→ **What is expected**
For each line below that holds the word "this", make a copy.
◆ ◆ ◆ ◆ ◆
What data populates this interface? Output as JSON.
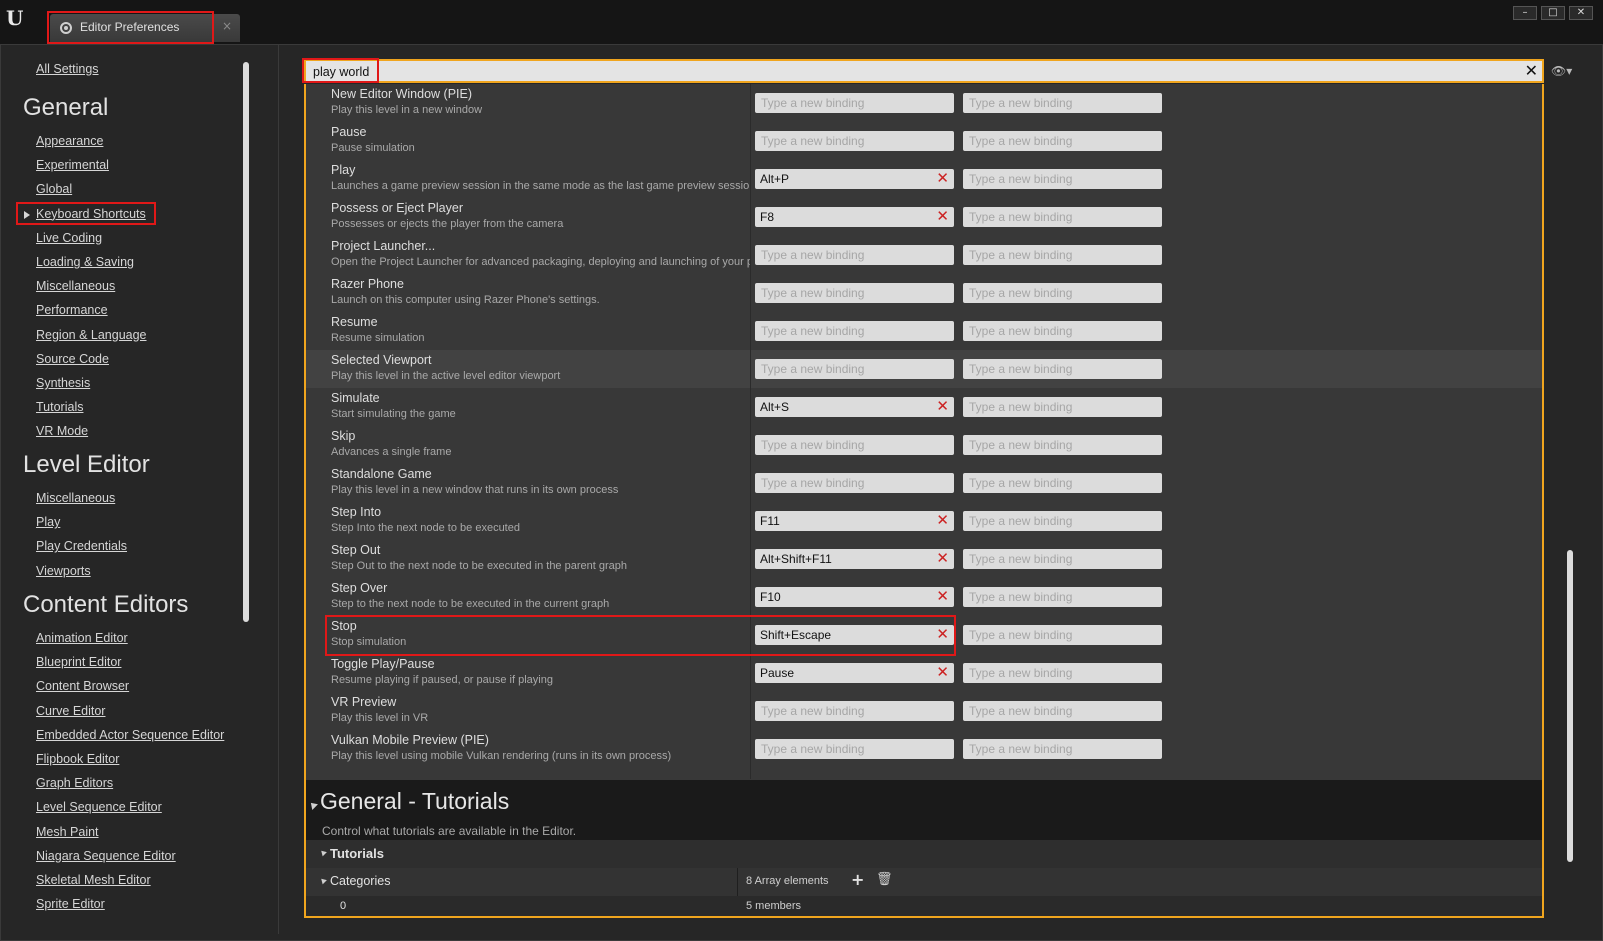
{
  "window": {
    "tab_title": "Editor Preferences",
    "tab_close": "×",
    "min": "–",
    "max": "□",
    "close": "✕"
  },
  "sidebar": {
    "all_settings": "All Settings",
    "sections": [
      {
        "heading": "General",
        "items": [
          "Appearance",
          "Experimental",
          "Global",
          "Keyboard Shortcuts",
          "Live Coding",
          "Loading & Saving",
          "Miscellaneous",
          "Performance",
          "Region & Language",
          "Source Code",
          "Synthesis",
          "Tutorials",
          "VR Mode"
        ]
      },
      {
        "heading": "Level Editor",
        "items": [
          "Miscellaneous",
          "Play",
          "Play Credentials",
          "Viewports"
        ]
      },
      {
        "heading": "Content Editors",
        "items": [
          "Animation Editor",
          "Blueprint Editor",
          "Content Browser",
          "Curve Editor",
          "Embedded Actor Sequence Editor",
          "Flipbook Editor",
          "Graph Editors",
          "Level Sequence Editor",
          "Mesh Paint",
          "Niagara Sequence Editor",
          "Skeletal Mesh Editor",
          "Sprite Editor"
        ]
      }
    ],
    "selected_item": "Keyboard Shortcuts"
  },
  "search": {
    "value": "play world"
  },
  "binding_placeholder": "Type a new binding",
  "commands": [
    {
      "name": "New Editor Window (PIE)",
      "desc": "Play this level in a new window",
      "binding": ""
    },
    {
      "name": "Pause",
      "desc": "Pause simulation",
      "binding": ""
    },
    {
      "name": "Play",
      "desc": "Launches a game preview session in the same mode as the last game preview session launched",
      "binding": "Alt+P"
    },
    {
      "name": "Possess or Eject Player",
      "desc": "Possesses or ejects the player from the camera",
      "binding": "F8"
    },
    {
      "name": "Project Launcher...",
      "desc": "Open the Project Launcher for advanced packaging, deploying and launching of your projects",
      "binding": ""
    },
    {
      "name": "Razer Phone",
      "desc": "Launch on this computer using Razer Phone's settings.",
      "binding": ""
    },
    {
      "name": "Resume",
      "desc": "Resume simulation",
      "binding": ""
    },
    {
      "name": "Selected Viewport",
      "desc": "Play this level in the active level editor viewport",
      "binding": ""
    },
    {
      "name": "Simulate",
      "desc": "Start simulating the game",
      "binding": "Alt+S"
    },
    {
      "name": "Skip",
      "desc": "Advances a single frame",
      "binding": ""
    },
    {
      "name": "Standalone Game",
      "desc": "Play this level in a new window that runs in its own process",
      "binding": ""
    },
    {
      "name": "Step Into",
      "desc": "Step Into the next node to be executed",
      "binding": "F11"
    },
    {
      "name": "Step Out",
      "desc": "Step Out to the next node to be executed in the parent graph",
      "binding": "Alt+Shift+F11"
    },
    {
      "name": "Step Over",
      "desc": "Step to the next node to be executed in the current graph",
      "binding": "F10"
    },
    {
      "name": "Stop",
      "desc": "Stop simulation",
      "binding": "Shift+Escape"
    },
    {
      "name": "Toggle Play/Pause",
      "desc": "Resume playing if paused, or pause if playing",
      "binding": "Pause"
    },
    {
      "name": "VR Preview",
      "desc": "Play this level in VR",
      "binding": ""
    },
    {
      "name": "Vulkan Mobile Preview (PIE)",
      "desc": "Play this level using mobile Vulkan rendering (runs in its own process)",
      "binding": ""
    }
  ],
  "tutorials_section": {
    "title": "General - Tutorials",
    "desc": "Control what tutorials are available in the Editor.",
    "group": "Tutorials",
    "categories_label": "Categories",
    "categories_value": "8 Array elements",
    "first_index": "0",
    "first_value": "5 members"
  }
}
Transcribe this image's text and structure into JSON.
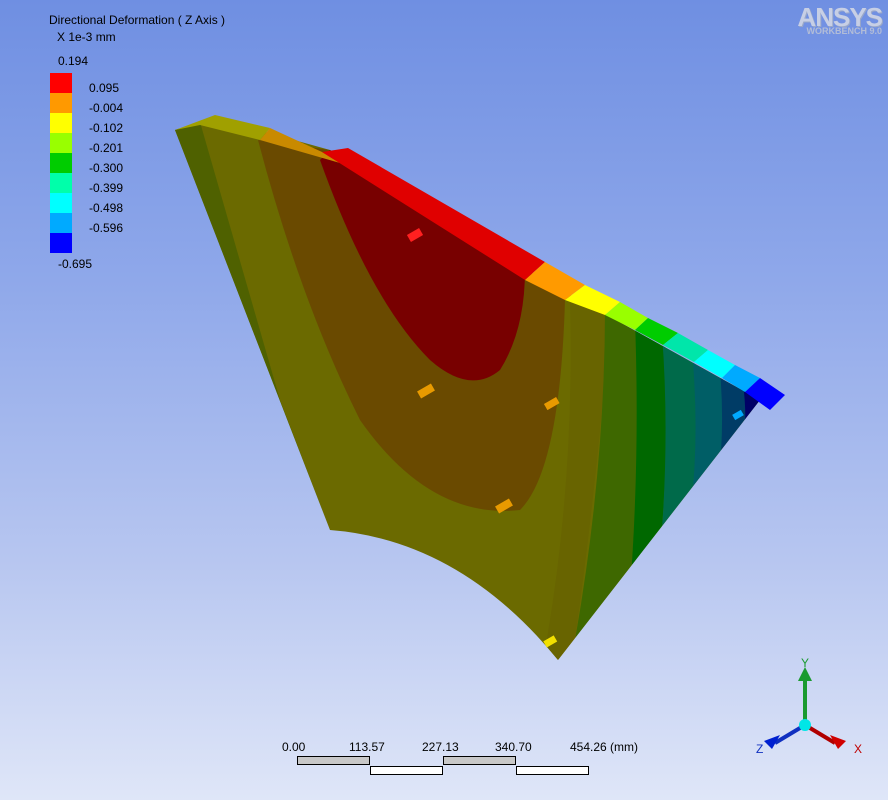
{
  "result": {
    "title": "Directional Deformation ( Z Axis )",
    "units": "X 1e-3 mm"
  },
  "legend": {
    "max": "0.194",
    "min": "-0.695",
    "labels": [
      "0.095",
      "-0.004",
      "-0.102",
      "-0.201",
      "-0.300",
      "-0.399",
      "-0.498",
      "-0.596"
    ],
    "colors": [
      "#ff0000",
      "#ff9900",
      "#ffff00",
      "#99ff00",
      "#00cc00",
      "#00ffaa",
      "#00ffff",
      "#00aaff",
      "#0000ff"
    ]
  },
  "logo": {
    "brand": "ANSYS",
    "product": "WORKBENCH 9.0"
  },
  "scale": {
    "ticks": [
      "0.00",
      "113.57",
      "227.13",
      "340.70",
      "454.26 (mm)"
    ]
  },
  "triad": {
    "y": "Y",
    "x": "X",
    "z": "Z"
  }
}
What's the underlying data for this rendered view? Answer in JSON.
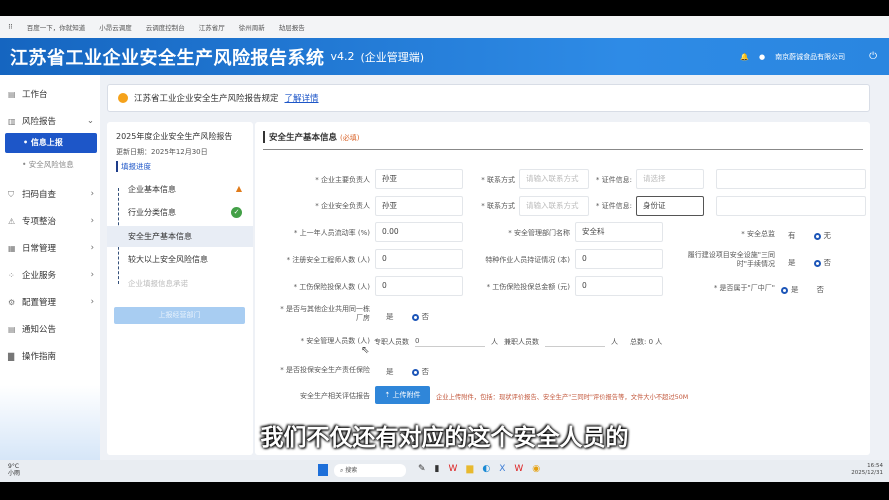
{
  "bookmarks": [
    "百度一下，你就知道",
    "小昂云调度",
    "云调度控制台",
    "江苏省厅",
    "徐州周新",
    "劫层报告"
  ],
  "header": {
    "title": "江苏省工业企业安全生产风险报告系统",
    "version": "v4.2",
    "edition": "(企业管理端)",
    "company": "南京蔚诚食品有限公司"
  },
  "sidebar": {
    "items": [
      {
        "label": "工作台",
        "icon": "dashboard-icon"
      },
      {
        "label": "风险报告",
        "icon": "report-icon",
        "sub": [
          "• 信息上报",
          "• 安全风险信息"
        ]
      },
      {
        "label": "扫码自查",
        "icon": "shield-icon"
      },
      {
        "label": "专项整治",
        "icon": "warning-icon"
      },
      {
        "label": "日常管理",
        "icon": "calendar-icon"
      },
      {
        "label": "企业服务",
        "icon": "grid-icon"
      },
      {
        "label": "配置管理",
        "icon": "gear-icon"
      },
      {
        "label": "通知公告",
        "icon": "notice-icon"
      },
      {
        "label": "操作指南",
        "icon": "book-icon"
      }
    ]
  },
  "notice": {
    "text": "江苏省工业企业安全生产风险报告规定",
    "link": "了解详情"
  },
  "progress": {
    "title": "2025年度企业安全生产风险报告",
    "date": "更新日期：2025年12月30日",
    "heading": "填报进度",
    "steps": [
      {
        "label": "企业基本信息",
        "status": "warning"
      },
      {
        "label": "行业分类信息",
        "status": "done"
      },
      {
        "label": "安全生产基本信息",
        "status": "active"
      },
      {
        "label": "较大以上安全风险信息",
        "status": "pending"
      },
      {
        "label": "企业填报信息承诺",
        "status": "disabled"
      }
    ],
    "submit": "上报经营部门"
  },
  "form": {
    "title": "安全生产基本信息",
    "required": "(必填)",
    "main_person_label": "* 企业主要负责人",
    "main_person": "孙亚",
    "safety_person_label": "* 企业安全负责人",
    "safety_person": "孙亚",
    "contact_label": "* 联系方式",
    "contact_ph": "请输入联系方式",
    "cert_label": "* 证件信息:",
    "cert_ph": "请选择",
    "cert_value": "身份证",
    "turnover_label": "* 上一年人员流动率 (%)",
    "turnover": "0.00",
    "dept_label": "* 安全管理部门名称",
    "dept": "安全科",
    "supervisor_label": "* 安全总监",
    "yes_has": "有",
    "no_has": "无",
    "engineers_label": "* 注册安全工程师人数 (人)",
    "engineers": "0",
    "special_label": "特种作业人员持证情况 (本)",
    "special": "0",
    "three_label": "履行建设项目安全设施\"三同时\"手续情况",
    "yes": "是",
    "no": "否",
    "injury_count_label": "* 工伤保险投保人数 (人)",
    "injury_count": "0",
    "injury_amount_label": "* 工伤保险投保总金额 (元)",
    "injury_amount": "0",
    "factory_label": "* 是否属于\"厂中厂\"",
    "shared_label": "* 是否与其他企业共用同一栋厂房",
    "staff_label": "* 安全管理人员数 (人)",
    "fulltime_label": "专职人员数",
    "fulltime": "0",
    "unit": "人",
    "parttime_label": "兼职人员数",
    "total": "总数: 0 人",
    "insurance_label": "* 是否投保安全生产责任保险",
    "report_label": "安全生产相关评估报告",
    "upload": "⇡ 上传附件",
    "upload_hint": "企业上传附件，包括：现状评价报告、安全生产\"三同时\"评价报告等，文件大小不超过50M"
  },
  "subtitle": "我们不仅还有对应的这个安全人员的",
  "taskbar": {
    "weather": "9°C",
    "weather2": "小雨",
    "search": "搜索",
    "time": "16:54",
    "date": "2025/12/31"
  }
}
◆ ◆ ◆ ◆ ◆
→ **Expected answer**
What data populates this interface? Output as JSON.
      "desc": "Play this level in a new window",
      "desc": "Launch on this computer using Razer Phone's settings.",
      "desc": "Play this level in the active level editor viewport",
      "desc": "Play this level in a new window that runs in its own process",
      "desc": "Play this level in VR",
      "desc": "Play this level using mobile Vulkan rendering (runs in its own process)",
Transcribe this image's text and structure into JSON.
What's the underlying data for this rendered view? Answer in JSON.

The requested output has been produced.